Genomes are typically divided into chromosomes, which are distinct DNA molecules together with all of the other molecules that associate with them in the cell. These associated molecules, primarily proteins, are involved in organizing the DNA, recognizing genes and initiating or inhibiting their expression. An organism can have one chromosome or many. Each chromosome has a unique sequence and specific genes are organized in the same order along a particular chromosome. For example, your chromosome 4 will have the same genes in the same sequence along its length as those of all (or at least the vast majority) of the people you will ever met. The difference is that you are likely to have different versions of those genes, different alleles. In this light, most macroscopic organisms (including humans) are diploid and so have two copies of each chromosome, with the exception of the chromosomes that determine sex, the X and Y chromosomes in humans. So you may have two different alleles for any particular gene. Most of these sequence differences will have absolutely no discernible effect on your molecular, physiological, or behavioral processes. However, some will have an effect, and these form the basis of genetic differences between organisms. That said, their effects will be influenced by the rest of your genome, so for most traits there is no simple link between genotype and phenotype.
In humans, only ~5% of the total genomic DNA is involved in encoding polypeptides. The amount of DNA used to regulate gene expression is more difficult to estimate, but it is clear that lots of the genome (including the 50% that includes dead transposons) is not directly functional. That said, gene organization can be quite complex. We can see an example of this complexity by looking at organisms with more “streamlined” genomes. While humans have an estimated ~25,000 genes in ~3.2 x 109 base pairs of DNA (about 1 gene per 128,000 base pairs of DNA), the single circular chromosome of the bacterium E. coli (K-12 strain) contains 4,377 genes in 4,639,221 base pairs of DNA, of which 4,290 encode polypeptides and the rest RNAs261. That is about one gene per 1000 base pairs of DNA.

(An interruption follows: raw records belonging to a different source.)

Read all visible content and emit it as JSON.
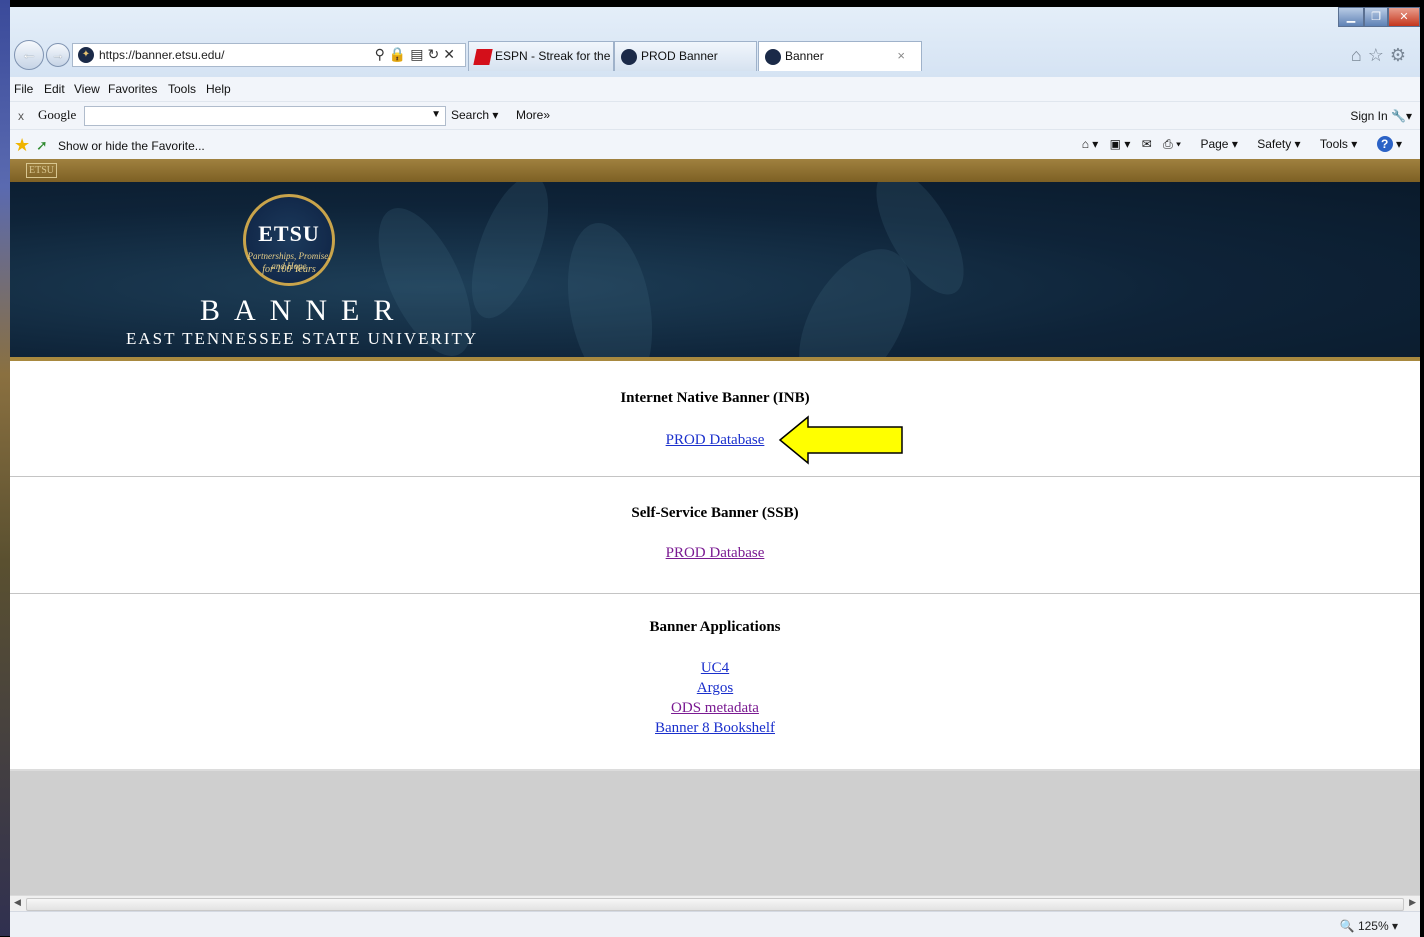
{
  "browser": {
    "url": "https://banner.etsu.edu/",
    "tabs": [
      {
        "label": "ESPN - Streak for the C..."
      },
      {
        "label": "PROD Banner"
      },
      {
        "label": "Banner"
      }
    ],
    "menu": [
      "File",
      "Edit",
      "View",
      "Favorites",
      "Tools",
      "Help"
    ],
    "google_toolbar": {
      "close": "x",
      "logo": "Google",
      "search_label": "Search",
      "more_label": "More»",
      "signin_label": "Sign In"
    },
    "favorites": {
      "label": "Show or hide the Favorite..."
    },
    "command_bar": {
      "page": "Page",
      "safety": "Safety",
      "tools": "Tools"
    },
    "status": {
      "zoom": "125%"
    }
  },
  "page": {
    "logo_small": "ETSU",
    "seal": {
      "name": "ETSU",
      "motto": "Partnerships, Promise, and Hope",
      "years": "for 100 Years"
    },
    "title": "BANNER",
    "subtitle": "EAST TENNESSEE STATE UNIVERITY",
    "sections": [
      {
        "heading": "Internet Native Banner (INB)",
        "links": [
          "PROD Database"
        ]
      },
      {
        "heading": "Self-Service Banner (SSB)",
        "links": [
          "PROD Database"
        ]
      },
      {
        "heading": "Banner Applications",
        "links": [
          "UC4",
          "Argos",
          "ODS metadata",
          "Banner 8 Bookshelf"
        ]
      }
    ]
  },
  "annotation": {
    "arrow_color": "#ffff00",
    "arrow_target": "PROD Database"
  }
}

In prokaryotes and eukaryotes, genes can be located on either strand of the DNA molecule, typically referred (arbitrarily) as the “+” and the “–“ strands of the molecule. Given that the strands are anti-parallel, a gene on the “+” strand runs in the opposite direction from a gene on the “–“ strand. We can illustrate this situation using the euryarchaea Picrophilus torridus. This archaea organism can grow under extreme conditions, around pH 0 and up to ~65°C. Its genome is 1,545,900 base pairs of DNA in length and it encodes 1,535 polypeptides (open reading frames), distributed fairly equally on the + and – strands262.
While most prokaryotic genes are located within a single major circular chromosome, the situation is complicated by the presence of separate, smaller circular DNA moleculesknown as plasmids. In contrast to the organism’s chromosome, plasmids can (generally) be gained or lost. That said, because plasmids contain genes it is possible for an organism to become dependent upon or addicted to a plasmid. For example, a plasmid can carry a gene that makes its host resistant to certain antibiotics. Given that most antibiotics have their origins as molecules made by one organism to kill or inhibit the growth of others, if an organism is living in the presence of an antibiotic, losing a plasmid that contains the appropriate antibiotic resistance gene will be lethal. Alternatively, plasmids can act selfishly. For example, suppose a plasmid carries the genes encoding an “addiction module” (which we discussed previously.) When the plasmid is present both toxin and anti-toxin are made. If, however, the plasmid is lost, the synthesis of the unstable anti-toxin ceases, while the stable toxin persists, becomes active (uninhibited), and kills the host. As you can begin to suspect, the ecological complexities of plasmids and their hosts are not simple.
Like the host chromosome plasmids have their own “origin of replication” sequence required for the initiation of DNA synthesis; this enables them to replicate independently of the main chromosome. Plasmids can be transferred from cell to cell either when the cell divides (vertical transmission) or between “unrelated” cells through what is known as horizontal transmission. If you think back to Griffith’s experiments on pneumonia, the ability of the DNA from dead S-type bacteria to transform R-type bacteria (and make them pathogenic) is an example of horizontal transmission.